    It is very sad what is going on and I can only imagine the fear and frustration people are going through. Although I am not involved officially in helping refugees in my country, I do unofficially assist many newcomers to Canada trying to help them adjust and assisting with forms, procedures and other information that can be so bewildering. It is rewarding to try and help others adapt. I am hoping and praying for better things ahead south of the border where you are.

  14. Happy birthday, Mum! I must say that, human considerations aside, these developments strike me as myopic and puerile -politics is becoming a playground. I am hoping the fact that 'the World's Greatest Democracy' is not a dictatorship is in our favour. You can't run a nation by saying what comes into your head and making pronouncements without thinking things through.

  15. And Neimoller was imprisoned (mostly) in Dachau for his outspoken views. Best wishes to your mother on her 90th birthday. So glad you could get away to visit her. What a fun place to take her out to eat! Beautiful lemon blossom.

  16. Happy birthday to your mom. She looks very sweet. I would love to grow a lemon tree.

  17. Happy birthday to your mom... hope you had a good time with her...

  18. Happy BIG birthday to your Mum, how wonderful that she got to celebrate all month. She will have seen a lot of changes in her ninety years on this planet, somethings changed for the better and others... It certainly seems to be a turbulent time, with your American politics dominating our news. We share the same back ground with your work with refugees and mine with people seeking asylum. Our Australian government is being very diplomatic whilst our US refugee resettlement deal is being discussed. Here's to a happy rest of the week for you.
    Wren x

  19. I noted this interesting snippet in an Aussie paper today (2nd February).
    "In 1935, Sinclair Lewis, the American writer, wrote a novel 'It Can't Happen Here"
    about the rise of a dictator in America and how it could happen as it had in Germany.

    Seems it just took a little longer"!

    End of article - interesting when you surround yourself with "Yes Men and Women".
    A la Adolf and Joe.

    Cheers with tears

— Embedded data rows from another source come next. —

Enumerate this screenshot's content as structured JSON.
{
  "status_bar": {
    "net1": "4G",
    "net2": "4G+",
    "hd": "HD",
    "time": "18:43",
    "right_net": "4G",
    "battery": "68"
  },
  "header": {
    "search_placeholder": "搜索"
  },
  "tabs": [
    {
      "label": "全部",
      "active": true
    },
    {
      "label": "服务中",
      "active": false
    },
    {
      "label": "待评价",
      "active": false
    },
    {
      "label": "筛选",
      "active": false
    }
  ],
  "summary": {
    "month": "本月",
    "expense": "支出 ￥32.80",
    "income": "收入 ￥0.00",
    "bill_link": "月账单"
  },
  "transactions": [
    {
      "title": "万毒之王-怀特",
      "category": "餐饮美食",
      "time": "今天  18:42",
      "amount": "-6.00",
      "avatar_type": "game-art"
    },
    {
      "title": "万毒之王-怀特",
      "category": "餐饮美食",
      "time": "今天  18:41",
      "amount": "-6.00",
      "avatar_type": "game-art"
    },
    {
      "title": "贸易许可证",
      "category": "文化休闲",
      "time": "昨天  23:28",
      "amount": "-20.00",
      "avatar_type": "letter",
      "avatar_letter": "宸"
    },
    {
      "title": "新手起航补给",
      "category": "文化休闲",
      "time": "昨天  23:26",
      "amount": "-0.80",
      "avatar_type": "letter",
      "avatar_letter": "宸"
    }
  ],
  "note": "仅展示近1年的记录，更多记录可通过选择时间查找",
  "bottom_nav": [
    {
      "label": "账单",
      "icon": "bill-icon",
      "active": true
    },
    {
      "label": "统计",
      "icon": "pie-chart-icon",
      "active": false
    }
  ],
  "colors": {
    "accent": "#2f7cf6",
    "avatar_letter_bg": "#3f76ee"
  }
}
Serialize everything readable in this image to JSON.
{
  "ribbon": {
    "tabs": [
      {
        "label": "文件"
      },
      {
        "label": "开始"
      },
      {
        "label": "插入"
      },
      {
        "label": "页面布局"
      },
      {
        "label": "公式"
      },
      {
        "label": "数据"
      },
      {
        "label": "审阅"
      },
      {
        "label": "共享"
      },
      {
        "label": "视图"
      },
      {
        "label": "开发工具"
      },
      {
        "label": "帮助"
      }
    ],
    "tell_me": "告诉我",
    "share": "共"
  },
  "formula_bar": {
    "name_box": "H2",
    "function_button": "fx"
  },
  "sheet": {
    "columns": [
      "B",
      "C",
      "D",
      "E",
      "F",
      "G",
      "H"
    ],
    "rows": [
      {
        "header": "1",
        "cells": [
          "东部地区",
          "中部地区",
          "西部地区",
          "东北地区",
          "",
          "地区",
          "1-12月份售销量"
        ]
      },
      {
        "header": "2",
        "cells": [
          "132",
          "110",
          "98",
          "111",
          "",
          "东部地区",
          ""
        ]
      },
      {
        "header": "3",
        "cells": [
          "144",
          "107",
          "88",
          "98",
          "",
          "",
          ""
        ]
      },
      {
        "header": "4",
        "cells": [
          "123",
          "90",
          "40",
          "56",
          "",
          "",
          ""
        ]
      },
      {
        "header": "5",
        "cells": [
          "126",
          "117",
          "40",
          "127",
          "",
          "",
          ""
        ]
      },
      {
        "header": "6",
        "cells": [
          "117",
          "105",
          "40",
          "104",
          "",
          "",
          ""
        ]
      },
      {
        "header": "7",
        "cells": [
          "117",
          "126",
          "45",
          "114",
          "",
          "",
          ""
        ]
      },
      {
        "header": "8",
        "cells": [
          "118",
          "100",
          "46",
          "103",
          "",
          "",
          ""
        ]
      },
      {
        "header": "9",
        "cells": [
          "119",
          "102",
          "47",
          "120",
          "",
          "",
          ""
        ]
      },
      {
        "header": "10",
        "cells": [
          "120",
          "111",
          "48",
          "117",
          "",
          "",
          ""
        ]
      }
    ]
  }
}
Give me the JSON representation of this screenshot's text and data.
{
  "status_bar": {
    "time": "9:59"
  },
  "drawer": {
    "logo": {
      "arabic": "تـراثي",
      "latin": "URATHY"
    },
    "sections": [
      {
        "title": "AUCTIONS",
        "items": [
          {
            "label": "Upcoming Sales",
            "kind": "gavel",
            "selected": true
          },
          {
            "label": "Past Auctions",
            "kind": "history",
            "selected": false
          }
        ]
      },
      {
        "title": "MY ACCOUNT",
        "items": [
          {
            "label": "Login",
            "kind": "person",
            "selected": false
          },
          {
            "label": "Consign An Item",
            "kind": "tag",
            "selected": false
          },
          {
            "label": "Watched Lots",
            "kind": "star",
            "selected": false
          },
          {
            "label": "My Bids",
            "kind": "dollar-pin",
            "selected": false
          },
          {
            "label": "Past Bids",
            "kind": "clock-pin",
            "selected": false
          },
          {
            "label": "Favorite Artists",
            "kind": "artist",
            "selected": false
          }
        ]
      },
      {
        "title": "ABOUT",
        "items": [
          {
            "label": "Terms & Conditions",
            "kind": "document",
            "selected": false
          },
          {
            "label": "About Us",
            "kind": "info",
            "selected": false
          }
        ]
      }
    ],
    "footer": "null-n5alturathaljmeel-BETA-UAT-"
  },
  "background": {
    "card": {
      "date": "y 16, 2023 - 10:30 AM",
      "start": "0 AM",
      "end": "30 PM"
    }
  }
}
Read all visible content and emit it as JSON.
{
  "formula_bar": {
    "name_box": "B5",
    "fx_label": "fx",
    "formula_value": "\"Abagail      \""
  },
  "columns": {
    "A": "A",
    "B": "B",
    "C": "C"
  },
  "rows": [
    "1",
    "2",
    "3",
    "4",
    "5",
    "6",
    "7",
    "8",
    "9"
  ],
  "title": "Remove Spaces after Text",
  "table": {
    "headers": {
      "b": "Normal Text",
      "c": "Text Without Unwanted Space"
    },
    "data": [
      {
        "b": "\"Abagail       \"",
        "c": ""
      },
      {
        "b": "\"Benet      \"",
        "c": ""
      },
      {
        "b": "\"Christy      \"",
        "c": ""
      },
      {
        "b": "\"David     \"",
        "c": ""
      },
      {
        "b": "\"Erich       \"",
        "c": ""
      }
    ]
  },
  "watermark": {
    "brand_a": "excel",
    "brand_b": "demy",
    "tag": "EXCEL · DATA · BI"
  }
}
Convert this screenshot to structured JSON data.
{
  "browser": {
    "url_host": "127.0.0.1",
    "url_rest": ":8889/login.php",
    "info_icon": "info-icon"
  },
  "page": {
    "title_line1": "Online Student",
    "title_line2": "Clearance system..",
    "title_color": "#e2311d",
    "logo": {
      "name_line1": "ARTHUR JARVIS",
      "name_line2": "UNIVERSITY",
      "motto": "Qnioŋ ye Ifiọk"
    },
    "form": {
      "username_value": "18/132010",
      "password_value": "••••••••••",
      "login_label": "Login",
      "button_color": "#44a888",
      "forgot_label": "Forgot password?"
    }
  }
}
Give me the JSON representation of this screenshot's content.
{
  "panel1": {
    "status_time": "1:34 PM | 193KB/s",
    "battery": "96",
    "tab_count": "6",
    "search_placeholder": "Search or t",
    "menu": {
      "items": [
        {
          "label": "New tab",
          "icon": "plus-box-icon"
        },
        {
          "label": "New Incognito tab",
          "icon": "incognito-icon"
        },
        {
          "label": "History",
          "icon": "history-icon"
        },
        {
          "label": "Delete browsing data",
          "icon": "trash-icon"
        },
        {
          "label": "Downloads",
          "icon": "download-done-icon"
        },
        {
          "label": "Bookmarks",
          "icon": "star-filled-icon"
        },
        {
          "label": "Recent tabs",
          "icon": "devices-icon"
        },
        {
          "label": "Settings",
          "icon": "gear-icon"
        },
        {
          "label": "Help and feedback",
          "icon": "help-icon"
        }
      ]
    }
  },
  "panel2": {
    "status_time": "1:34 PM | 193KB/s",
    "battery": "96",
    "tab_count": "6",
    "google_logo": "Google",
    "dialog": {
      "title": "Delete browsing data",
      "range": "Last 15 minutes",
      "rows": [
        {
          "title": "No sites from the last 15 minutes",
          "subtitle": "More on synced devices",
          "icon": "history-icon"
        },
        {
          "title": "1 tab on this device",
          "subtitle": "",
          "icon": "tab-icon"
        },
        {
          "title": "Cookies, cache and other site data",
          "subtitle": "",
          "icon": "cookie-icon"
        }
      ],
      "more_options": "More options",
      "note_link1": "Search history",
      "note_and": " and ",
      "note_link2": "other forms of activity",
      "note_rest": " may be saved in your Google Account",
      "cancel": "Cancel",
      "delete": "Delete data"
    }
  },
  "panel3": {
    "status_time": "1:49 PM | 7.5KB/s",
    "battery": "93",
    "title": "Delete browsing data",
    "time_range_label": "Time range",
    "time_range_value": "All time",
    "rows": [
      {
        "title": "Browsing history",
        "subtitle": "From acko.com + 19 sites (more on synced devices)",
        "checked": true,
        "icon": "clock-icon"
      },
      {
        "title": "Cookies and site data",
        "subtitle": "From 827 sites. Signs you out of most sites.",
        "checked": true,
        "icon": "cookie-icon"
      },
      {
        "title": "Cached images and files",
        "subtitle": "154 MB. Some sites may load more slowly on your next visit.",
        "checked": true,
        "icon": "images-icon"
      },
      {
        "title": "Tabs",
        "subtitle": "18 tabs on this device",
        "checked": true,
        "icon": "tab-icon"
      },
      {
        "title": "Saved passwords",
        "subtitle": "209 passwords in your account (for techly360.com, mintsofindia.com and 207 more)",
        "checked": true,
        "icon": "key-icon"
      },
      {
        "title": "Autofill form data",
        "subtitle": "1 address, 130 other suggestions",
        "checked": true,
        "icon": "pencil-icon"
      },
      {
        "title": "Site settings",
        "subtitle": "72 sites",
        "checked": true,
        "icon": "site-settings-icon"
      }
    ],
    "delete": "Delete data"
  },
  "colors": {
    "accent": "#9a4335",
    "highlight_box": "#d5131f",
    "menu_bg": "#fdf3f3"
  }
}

  20. I concur with your sentiments completely. I have fond memories of my wifes nieces wedding at the big old Baptist church in St. Paul. A large number of the people at the wedding were Karens, an ethic group from Cambodia somewhat similar as mountain people to the Hmongs. My wife and I were invited to eat with the pastor who facilitated their immigration and several of their community also ate with us. Their story was both heart rending and inspiring. We are now watching the unfolding of a moral disaster....:(